Principal and interest payment: $850
Homeowner’s insurance: $75
Real estate taxes: $200
Mortgage insurance: $150
The minimum savings required in this scenario is $50 a month which is principal and interest of $850 plus $150 for mortgage insurance multiplied by 5%. As you can see the homeowner’s insurance and taxes are excluded in this calculation.
Determining Streamline Loan Amounts – No Appraisal Option
The maximum amount of the new streamlined loan allowed by FHA without an appraisal is the current outstanding balance minus the refund of the up front mortgage insurance premium on the current loan plus the new up front mortgage insurance premium. Additionally, the outstanding balance may include accrued interest due for the month. Here’s an example of determining the new streamlined maximum loan amount:
Current balance: $100,000
Accrued interest due: $500
Up front MI refund: $600
New up front MI: $999
New maximum loan amount:$100,899
To arrive at this amount you take the $100,000 balance, add the $500 of accrued interest due, subtract the $600 refund to get $99,900. The new up front MI (as of early 2012 up front MI is 1%) is 1% times $99,900 or $999. Since up front MI can be financed, you add $999 to $99,900 to arrive at the $100,899 maximum loan amount without an appraisal.

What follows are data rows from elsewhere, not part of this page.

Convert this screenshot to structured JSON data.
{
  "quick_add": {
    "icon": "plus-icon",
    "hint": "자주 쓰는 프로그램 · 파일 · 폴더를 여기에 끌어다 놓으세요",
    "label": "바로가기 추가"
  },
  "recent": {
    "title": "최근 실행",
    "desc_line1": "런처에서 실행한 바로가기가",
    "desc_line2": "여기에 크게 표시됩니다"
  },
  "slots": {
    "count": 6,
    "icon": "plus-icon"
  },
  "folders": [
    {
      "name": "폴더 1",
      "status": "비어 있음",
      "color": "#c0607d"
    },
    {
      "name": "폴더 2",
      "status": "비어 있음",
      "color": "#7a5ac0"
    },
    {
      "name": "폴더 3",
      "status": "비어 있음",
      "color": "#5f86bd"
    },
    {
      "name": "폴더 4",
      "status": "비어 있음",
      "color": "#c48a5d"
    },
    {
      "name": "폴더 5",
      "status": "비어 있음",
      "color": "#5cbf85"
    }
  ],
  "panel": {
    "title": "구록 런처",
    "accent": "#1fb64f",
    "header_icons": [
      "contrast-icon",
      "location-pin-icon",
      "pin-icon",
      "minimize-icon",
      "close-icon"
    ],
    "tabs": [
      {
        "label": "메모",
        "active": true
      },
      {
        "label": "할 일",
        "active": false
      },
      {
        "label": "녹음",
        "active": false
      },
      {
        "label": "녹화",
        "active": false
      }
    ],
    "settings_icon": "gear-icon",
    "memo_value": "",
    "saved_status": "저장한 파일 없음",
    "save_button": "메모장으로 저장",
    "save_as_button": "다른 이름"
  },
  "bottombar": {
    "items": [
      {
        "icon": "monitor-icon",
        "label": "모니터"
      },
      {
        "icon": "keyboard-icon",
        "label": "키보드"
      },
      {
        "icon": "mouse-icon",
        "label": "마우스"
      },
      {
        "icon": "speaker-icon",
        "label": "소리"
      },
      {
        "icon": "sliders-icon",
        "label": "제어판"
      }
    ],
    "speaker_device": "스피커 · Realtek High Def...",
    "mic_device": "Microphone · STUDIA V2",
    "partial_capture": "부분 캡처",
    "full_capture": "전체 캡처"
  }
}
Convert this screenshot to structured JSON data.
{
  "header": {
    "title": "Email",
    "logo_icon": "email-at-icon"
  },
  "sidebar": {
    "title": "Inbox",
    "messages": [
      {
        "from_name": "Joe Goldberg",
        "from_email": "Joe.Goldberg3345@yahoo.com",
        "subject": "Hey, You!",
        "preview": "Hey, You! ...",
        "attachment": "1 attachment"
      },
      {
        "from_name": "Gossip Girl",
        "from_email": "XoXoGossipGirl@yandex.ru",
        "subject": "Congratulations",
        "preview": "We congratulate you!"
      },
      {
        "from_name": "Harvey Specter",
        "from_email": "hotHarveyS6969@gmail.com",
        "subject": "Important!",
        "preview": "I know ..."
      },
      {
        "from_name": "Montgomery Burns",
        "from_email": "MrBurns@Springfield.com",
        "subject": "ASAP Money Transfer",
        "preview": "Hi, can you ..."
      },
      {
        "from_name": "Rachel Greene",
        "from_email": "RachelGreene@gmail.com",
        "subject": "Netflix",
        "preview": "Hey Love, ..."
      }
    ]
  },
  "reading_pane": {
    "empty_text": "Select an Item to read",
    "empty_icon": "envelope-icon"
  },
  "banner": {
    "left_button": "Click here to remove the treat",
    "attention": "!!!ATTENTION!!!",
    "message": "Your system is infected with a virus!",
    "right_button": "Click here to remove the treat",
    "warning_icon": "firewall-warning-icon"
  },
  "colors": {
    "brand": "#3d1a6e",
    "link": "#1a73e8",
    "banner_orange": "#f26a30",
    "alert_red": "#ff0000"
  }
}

As you can see there are a lot of benefits to streamlining an FHA mortgage. Remember the 5% rule is the minimum savings required; many people save a lot more than 5%, which can equate to hundreds of dollars a month in savings. Contact your lending professional to find out if a streamline loan is available to you.